The challenge is to now raise the urbanity of the city center, filling it not
only with greater density but also with better quality and better integrated
buildings," Bechtle said.
"I believe the next 10 years we will see far greater investment in the city's hutongs,"
Bechtle continues. "Places such as Nanluoguxiang are already showing how
Beijing's alleyways and courtyards can be renovated intelligently. The quality
of life is being raised there without sacrificing architectural aesthetics."
Bechtle regards Beijing's Sanlitun Village as the perfect example of a new
project that has managed to fuse retail and hospitality in an innovative,
community minded way. Situated in what used to be the heart of the embassy
quarter in the 1950s, the Village now boasts a much-admired collection of
contemporary architecture, and comprises 19 buildings across two sites,
including the 99-room luxury Opposite House hotel. The south section of the
Village opened before the Olympics, while the north part will open later this
Bearing in mind the communal spaces of the Village, it comes as little surprise
that the chief designer, Japanese architect Kengo Kuma, drew inspiration from
Beijing's hutongs in his masterplan. "I adore the shapes and atmosphere
of these traditional buildings, and much prefer their style to the perfect
lines and rigid alignments of typical American structures," he said. "As the
Village is central to Beijing, I wanted to adopt a Chinese approach, creating
something more sophisticated and varied than the city's predominant
Kuma is also responsible for another groundbreaking Sanlitun-based creation,
Sanlitun SOHO, which is currently under construction opposite Sanlitun Village.
With a planned floor area of over 450,000 square meters, this mixed-used
commercial and residential project is expected to be the highest grossing
project for SOHO China, Beijing's leading developer of high-profile commercial
property, since the company was established 15 years ago.
Designed as an open community by Kuma, Sanlitun SOHO will comprise five
shopping malls, linked by a recessed garden which runs north to south and
features a narrow waterway. Five mid-rise office towers on the north side of
the site and four residential towers on the south side of the site will extend
above the shopping area.
As with Sanlitun Village, Kuma is keen to emphasize the communal feel to his

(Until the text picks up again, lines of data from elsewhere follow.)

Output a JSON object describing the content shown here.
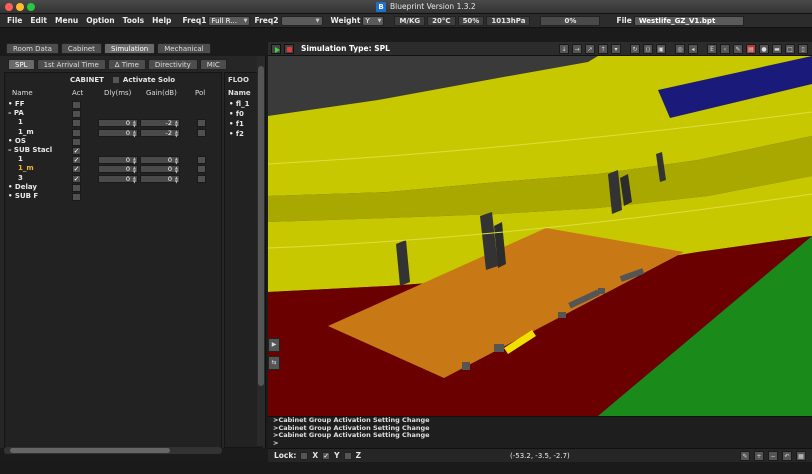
{
  "window": {
    "title": "Blueprint Version 1.3.2",
    "icon_letter": "B"
  },
  "menubar": {
    "items": [
      "File",
      "Edit",
      "Menu",
      "Option",
      "Tools",
      "Help"
    ],
    "freq1_label": "Freq1",
    "freq1_value": "Full R...",
    "freq2_label": "Freq2",
    "freq2_value": "",
    "weight_label": "Weight",
    "weight_value": "Y",
    "unit": "M/KG",
    "temperature": "20°C",
    "humidity": "50%",
    "pressure": "1013hPa",
    "progress": "0%",
    "file_label": "File",
    "file_value": "Westlife_GZ_V1.bpt"
  },
  "main_tabs": [
    "Room Data",
    "Cabinet",
    "Simulation",
    "Mechanical"
  ],
  "main_tab_active": "Simulation",
  "sub_tabs": [
    "SPL",
    "1st Arrival Time",
    "Δ Time",
    "Directivity",
    "MIC"
  ],
  "sub_tab_active": "SPL",
  "cabinet_panel": {
    "section_label": "CABINET",
    "activate_solo_label": "Activate Solo",
    "columns": [
      "Name",
      "Act",
      "Dly(ms)",
      "Gain(dB)",
      "Pol"
    ],
    "rows": [
      {
        "name": "• FF",
        "act": false
      },
      {
        "name": "– PA",
        "act": false
      },
      {
        "name": "1",
        "act": false,
        "delay": "0",
        "gain": "-2",
        "pol": true
      },
      {
        "name": "1_m",
        "act": false,
        "delay": "0",
        "gain": "-2",
        "pol": true
      },
      {
        "name": "• OS",
        "act": false
      },
      {
        "name": "– SUB Stacl",
        "act": true
      },
      {
        "name": "1",
        "act": true,
        "delay": "0",
        "gain": "0",
        "pol": true
      },
      {
        "name": "1_m",
        "act": true,
        "delay": "0",
        "gain": "0",
        "pol": true,
        "highlight": true
      },
      {
        "name": "3",
        "act": true,
        "delay": "0",
        "gain": "0",
        "pol": true
      },
      {
        "name": "• Delay",
        "act": false
      },
      {
        "name": "• SUB F",
        "act": false
      }
    ]
  },
  "floor_panel": {
    "header": "FLOO",
    "column": "Name",
    "rows": [
      "• fl_1",
      "• f0",
      "• f1",
      "• f2"
    ]
  },
  "sim_toolbar": {
    "sim_type": "Simulation Type: SPL"
  },
  "console": {
    "lines": [
      ">Cabinet Group Activation Setting Change",
      ">Cabinet Group Activation Setting Change",
      ">Cabinet Group Activation Setting Change",
      ">"
    ]
  },
  "statusbar": {
    "lock_label": "Lock:",
    "axes": [
      {
        "label": "X",
        "checked": false
      },
      {
        "label": "Y",
        "checked": true
      },
      {
        "label": "Z",
        "checked": false
      }
    ],
    "coords": "(-53.2, -3.5, -2.7)"
  },
  "scene_colors": {
    "stands": "#c8c800",
    "floor": "#6a0000",
    "stage": "#c87814",
    "grass": "#1a8a1a",
    "screen": "#1a1a7a"
  },
  "icons": {
    "toolbar": [
      "arrow-down-icon",
      "arrow-right-icon",
      "arrow-upright-icon",
      "arrow-up-icon",
      "menu-icon",
      "rotate-icon",
      "bracket-icon",
      "view-icon",
      "reset-icon",
      "share-icon",
      "e-icon",
      "chevron-left-icon",
      "pen-icon",
      "layer-icon",
      "group-icon",
      "image-icon",
      "frame-icon",
      "device-icon"
    ],
    "status": [
      "pencil-icon",
      "plus-icon",
      "minus-icon",
      "undo-icon",
      "grid-icon"
    ]
  }
}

project: "Visitors to Beijing Sanlitun are struck by its unique charm. It is a
place where the dynamism of the city borders on the serenity of a village, as
illustrated by the bars and cafes adjoining the embassies. It is a 'compact
city', not only in the sense of scale, but in the allure of its
'neighborhoodliness'. Sanlitun SOHO revives this vision in a novel style
representative of the 21st century."
SOHO China is also involved in Qianmen, an area of Beijing concerned as much
with preservation as innovation. Located south of Tiananmen Square, Qianmen
Street has been a prosperous area for more than 600 years, and has long been
home to some of China's most famous brands. After a year of renovation this
legendary thoroughfare re-opened to the public earlier this year, although SOHO
China has recently announced the official opening will take place during
China's national holiday period in October.
In keeping with Qianmen Street's mass-market appeal, Pan Shiyi, founder of SOHO
China, has deliberately prevented exclusive, luxury brands from moving in.
"This is not an upmarket business area," he explains. "We want to make shopping
and dining here an experience everyone can enjoy." That enjoyment should be
enhanced by some attractive, early 20th century-style architecture, as well as
a range of traditional snack foods, regular street performances and even a
fully working tram.
If the last decade of Beijing's architectural development was about building
bigger and bolder, then the next 10 years should see more emphasis on building
smarter, smaller and more sophisticated. With an ever-increasing appreciation
of sustainable construction and the needs of its inhabitants, the capital may
see itself rising up the list of livable cities way before the next Olympics
put in an appearance.
Daniel Allen is a freelance writer and photographer currently living in